Methods: This study analyzes cross-sectional data from the The National Health, Aging and Sexuality Study: Caring and Aging with Pride Over Time project, the first federally-funded national study to examine the health and well-being of lesbian, gay, bisexual, and transgender adults (LGBT) aged 50 and older. Eleven agencies across the U.S. that provide services to LGBT older adults distributed surveys via their mailing lists. Of the 2,560 respondents aged 50 to 95-years old, 7% (n = 174) self-identified as transgender and are included in this study. Structural equation modeling was used to test direct and indirect a priori theorized relationships and to account for measurement error in the relationships between the manifest variables depression, as assessed by the short-form of the Center for Epidemiological Studies Depression Scale (CESD), and perceived general stress, as assessed by the 4-item Perceived Stress Scale (PSS-4), and the latent variables internalized heterosexism and disclosure of gender identity as assessed by the Homosexual Stigma Subscale and Outness Inventory respectively, while controlling for age, income, and education.
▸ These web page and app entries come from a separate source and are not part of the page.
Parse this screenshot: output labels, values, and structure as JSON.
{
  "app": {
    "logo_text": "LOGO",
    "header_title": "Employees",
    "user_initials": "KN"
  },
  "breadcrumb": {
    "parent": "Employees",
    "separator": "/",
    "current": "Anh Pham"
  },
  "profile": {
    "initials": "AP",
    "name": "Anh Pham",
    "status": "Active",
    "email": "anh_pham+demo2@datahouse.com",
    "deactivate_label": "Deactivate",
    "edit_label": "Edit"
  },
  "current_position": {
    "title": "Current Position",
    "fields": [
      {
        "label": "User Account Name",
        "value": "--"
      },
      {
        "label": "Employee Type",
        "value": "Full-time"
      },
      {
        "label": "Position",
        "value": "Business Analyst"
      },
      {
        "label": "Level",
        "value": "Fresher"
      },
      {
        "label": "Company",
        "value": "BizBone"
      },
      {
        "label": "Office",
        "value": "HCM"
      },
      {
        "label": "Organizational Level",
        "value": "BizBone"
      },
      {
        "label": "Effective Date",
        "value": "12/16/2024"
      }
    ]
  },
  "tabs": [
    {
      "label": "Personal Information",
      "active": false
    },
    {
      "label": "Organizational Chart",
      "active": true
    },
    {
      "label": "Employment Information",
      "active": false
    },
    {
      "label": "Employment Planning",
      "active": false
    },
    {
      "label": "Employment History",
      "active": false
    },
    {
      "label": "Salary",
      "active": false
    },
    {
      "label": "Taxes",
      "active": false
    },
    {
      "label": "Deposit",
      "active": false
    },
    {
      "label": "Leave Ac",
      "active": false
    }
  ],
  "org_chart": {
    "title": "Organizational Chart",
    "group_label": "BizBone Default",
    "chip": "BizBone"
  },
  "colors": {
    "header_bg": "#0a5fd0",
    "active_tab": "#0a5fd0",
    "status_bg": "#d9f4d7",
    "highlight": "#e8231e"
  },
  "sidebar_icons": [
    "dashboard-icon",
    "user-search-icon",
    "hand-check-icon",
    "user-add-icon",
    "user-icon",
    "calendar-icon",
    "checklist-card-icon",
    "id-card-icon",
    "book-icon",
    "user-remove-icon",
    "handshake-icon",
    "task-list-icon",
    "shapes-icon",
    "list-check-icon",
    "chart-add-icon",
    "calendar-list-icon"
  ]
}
Results: Transgender participants ranged in age from 50 to 86-years old (M = 60.97; SD = 7.96), 64% identified as female, and 82% as non-Hispanic white. About a third (32%) identified as lesbian or gay, 27% as bisexual, 19% as heterosexual, and 22% as something else. Close to two-thirds (62%) had four or more years of college, yet 53% had annual household incomes less than $35,000. Concealment of gender identity is inversely related to internalized heterosexism (b* = -.186, p = .020), but no other study variables. Internalized heterosexism is indirectly linked to depression through perceived general stress (b* = 3.11, p = .009). The total effects of perceived general stress (b* = 5.93, p < .001) and internalized heterosexism (b* = 5.01, p = .003) are significantly associated with depression.
Implications: Both internalized heterosexism and perceived general stress contribute significantly to depression among transgender older adults, with perceived general stress mediating 61% of the effect of internalized heterosexism on depression. Future studies of minority stress among transgender older adults should consider both general and minority stress processes to further our understanding of underlying pathways of risk that lead to depression.